Caring for your favourite denim jeans
Denim is a staple in anyone’s wardrobe, and we all know it’s the true timepiece. Denim clothes are versatile and can go with anything, whether it’s a denim jacket and a cute little black dress for a night out with your girls. Or, a simple denim on denim ensemble will surely turn head.
Since denim can redefine your entire look, it makes sense that you'd want to take care of it. And, let's face it, when you find the perfect pair of jeans that accentuates you in all the right places, you don’t want to part from it.
Fortunately for you, Canal Walk’s clothing stores in Cape Town have a wide variety of stores; like Levis, G-star Raw, and Country Road at Woolworths that offer durable, yet fashionable denim pieces. And, because we care, we're answering all your questions on how to care for your favourite denim. Because we understand how much a good denim jean can mean to someone. So, carry on reading.
How to keep your denim clean
Have you ever bought denim jeans that you love, and you wear them as often as you can? Well, you aren’t alone, and there is nothing wrong with that. The only problem is that you may be washing your denim jeans too often. This does not only cause your jeans' colours to fade. But, it can also ruin the elasticity of your jeans (and no one wants that). Because, the one thing that makes you feel confident in a pair of jeans, is how it fits and hugs your body. Now, if it’s frequently washed, it will lose its shape. So, even the germaphobes who cannot fathom the idea of wearing “dirty” jeans, please refrain from washing them.
According to the founder of Levi jeans, which has been around since 1873, Levi Straus, you should only be washing your jeans after they've been worn for 10 times. This will help to maintain its colour and fit. But, of course, if you stain your jeans with mustard or tomato sauce over lunch, then you'll need to wash them. For spot cleaning, make sure your denim isn't either raw finish or no finish, as the spot cleaning will remove the dye, leaving a white spot. And, to remove the odour producing germ, all you need to do is pop it in the freezer, trust us, it works.
How to wash them when the need arises
If you’ve been wearing your denim jeans for a while, and you can tell they need a wash, it’s best to use cold water. Washing your jeans with cold water helps to keep the denim's colour and protects it from shrinking or stretching which changes its shape. Apart from washing with cold water, before you pop your favourite denim jeans in the washing machine, turn it inside out to preserve its colour. Always use trusted detergent brands, and wash jeans and colours separately. For example, if you bought a pair of black jeans from Country Road at Woolworths, it’s best to wash your denim with similar or the same denim colour. And, with a detergent that is designed to handle it to ensure it does not fade the dye or stain your other clothes. Lastly, check your pockets. We’ve all been there when we forget to remove a piece of paper, receipts or tissues from our pocket, only for it to leave white bits on our favourite jeans.

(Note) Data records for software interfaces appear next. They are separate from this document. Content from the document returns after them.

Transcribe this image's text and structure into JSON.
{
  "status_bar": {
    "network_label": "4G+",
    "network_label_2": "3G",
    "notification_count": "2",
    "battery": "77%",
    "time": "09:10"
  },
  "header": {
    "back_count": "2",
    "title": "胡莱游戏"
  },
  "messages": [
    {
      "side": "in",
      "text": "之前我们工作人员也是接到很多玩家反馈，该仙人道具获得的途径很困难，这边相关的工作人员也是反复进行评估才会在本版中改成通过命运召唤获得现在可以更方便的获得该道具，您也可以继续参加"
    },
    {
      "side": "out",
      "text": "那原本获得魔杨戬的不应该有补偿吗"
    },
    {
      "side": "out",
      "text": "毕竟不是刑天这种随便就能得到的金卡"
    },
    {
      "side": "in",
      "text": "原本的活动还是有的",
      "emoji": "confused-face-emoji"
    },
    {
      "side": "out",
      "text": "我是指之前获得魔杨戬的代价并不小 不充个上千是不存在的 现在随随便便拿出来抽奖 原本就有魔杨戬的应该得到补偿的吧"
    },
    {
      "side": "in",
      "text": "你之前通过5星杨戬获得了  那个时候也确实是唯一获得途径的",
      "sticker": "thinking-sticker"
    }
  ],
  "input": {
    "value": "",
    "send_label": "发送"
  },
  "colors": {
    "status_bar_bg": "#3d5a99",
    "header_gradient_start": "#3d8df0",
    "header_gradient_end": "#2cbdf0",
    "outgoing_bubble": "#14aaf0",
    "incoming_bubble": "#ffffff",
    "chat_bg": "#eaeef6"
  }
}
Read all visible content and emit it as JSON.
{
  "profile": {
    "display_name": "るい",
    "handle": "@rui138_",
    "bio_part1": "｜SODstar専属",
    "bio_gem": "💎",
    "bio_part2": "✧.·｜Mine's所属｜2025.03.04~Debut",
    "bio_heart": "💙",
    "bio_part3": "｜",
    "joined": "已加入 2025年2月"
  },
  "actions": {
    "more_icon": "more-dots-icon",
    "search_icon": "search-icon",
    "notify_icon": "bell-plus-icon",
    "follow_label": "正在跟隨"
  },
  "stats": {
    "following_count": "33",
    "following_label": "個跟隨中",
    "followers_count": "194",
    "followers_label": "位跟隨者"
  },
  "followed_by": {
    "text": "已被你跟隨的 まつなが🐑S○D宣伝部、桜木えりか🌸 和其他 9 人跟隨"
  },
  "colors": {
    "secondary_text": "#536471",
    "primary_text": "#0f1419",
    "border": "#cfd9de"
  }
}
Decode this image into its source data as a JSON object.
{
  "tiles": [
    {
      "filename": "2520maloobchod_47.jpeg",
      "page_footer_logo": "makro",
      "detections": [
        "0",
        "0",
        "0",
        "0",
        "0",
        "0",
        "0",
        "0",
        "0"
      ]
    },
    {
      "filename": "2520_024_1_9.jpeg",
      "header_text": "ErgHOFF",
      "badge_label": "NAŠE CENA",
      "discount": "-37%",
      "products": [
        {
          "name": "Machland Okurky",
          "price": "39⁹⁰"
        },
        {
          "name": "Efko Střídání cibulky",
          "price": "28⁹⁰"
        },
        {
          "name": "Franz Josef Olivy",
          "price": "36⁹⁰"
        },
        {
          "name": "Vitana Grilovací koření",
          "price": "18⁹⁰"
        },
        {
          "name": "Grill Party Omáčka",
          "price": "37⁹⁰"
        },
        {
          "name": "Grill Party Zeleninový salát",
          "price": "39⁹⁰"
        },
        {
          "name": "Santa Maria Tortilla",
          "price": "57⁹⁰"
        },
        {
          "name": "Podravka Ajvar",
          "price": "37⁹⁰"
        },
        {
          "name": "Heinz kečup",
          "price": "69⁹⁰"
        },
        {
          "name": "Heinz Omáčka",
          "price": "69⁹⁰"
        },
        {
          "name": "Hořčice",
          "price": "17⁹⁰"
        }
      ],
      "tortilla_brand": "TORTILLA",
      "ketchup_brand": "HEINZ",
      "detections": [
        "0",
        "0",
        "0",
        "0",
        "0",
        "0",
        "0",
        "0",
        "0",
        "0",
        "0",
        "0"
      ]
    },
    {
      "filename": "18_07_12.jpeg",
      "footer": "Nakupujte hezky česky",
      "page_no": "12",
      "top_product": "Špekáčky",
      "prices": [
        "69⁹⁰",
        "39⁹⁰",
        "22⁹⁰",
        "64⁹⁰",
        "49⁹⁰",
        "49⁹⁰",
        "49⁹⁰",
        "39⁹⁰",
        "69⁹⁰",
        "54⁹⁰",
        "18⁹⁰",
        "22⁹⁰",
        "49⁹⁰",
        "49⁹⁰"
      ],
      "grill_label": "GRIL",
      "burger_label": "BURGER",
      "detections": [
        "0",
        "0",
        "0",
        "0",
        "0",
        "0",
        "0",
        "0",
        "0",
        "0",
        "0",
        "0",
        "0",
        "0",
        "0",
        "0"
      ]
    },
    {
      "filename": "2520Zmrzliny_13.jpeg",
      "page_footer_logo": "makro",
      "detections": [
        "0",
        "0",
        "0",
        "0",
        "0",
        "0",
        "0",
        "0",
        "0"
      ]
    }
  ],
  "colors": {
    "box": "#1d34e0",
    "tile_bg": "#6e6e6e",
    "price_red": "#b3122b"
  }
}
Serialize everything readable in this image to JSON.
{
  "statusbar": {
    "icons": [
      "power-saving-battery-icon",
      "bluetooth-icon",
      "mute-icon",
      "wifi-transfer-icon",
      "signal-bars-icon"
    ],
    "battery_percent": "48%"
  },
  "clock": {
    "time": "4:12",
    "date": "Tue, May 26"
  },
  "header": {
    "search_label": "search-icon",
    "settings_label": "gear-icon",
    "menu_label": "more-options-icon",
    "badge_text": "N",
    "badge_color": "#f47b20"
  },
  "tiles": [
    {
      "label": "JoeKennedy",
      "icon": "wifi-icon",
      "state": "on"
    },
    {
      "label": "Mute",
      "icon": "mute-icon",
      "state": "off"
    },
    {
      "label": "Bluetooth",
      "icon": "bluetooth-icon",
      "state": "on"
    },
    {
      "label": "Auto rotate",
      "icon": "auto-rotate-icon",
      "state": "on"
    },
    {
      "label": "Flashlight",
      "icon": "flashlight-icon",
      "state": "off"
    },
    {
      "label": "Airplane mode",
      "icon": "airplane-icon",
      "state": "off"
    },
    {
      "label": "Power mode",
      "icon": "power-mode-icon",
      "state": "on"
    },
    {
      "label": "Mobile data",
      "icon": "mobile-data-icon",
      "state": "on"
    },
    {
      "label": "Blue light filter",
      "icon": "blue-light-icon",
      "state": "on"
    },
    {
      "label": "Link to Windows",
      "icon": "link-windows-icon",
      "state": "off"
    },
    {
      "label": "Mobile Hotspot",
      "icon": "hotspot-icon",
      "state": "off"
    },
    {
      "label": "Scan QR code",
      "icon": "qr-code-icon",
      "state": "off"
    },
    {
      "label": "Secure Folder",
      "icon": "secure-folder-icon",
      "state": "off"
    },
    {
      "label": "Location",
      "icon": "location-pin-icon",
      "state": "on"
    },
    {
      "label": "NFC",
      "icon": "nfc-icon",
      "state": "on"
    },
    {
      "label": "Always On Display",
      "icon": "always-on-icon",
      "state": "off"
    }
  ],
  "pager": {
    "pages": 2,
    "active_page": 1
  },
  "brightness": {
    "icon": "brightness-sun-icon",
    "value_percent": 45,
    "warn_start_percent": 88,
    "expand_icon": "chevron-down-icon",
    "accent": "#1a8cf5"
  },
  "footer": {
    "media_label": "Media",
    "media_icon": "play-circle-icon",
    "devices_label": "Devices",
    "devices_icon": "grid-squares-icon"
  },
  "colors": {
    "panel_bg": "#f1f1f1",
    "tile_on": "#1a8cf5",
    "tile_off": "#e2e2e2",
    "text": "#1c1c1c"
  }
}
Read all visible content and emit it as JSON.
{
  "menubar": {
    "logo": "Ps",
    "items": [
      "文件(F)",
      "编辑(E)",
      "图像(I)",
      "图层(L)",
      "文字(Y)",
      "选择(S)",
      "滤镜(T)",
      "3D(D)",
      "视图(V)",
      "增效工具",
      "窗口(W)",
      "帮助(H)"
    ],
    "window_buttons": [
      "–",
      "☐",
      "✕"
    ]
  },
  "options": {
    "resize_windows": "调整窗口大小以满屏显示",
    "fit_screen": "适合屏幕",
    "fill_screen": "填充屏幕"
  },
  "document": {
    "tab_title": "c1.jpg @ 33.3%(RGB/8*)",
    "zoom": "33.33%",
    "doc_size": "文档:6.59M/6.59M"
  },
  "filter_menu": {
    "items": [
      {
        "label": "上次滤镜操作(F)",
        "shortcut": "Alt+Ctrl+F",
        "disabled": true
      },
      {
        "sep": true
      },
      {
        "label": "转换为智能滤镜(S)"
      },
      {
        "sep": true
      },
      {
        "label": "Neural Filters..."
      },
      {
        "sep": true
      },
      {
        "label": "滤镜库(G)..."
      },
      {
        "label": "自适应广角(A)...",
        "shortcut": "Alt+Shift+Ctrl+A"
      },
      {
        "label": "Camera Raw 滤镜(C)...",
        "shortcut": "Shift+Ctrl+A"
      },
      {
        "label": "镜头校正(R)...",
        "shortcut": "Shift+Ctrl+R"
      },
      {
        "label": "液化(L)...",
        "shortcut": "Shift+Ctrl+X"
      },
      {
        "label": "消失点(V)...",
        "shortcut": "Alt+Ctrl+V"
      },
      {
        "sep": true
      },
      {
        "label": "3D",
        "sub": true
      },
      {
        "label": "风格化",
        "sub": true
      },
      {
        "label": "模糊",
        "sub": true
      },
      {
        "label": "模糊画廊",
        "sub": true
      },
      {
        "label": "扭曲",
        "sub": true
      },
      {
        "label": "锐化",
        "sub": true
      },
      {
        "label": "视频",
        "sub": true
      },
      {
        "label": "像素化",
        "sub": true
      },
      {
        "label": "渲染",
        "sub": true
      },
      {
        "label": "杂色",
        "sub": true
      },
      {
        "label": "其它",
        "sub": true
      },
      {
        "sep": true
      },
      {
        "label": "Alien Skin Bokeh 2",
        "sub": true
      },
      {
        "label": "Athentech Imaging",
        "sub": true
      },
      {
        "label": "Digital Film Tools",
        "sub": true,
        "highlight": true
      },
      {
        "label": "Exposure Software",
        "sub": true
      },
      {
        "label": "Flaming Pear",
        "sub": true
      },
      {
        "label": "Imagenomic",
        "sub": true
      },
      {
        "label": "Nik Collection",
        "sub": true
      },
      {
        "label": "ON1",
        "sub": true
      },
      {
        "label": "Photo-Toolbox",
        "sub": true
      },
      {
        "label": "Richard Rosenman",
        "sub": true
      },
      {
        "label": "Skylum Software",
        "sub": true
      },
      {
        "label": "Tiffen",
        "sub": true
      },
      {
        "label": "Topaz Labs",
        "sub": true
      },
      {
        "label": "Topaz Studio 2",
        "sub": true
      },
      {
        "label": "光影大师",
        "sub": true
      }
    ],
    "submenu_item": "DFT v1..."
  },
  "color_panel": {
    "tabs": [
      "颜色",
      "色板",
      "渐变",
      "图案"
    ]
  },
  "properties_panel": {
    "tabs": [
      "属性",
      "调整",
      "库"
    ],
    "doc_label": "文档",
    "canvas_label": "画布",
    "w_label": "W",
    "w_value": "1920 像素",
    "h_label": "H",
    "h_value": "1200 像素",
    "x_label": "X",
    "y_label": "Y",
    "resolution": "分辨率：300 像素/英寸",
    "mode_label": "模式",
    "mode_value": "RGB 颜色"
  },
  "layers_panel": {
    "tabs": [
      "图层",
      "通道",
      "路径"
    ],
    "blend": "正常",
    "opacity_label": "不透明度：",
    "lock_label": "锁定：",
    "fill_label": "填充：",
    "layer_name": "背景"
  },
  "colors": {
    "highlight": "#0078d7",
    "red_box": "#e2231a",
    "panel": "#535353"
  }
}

And if you’re really keen on taking care of your jeans, you can hand wash them.
How can you repair your ruined denim jeans?
We’ve all experienced wear and tear, and it’s not fun. The sad thing is that the most damage always happens to the jeans we literally can’t live without. And yes, you can go into a store and buy a new pair, but your heart will always remember “the jeans that got away”. But no worries, you can repair them, and let your creative juices flow.
To repair your jeans, you’ll need:
- A thread that matches your jean colour.
- Swatch of spare denim.
- A sewing machine.
- A fabric scissor.
- An iron and ironing board.
Once you have all your equipment, you'll need to ensure that the area is clean by using your scissors and removing any fraying threads or trims that are around the hole. This will help you have a seamless stitch up that no one will spot. Before you start the sewing process, you'll need to turn your jeans inside out, measure the patch of the size and apply the iron-on. Applying the iron-on will ensure that the denim piece is secure and gels nicely with the jeans so that it's easier for you to stitch it up. When ironing, make sure the steam is off and the iron is hot, but not extremely hot. Once that's done and the patch has cooled, you can start stitching in a zig-zag fashion. This method needs to be done several times to ensure the thread stays in tack. Once you're comfortable and feel the thread won't pull out, then you need to iron it again, sealing the deal. Once it’s cooled off, you can trim the edges and remove the loose fabric or thread. And, there you have it, your favourite denim jeans live again!
But, of course, if repairing your jeans seem like too much of a hassle. Or you simply want to add to your jean collection, then visit our fashion stores in Cape Town, as we’re sure we have something special for you.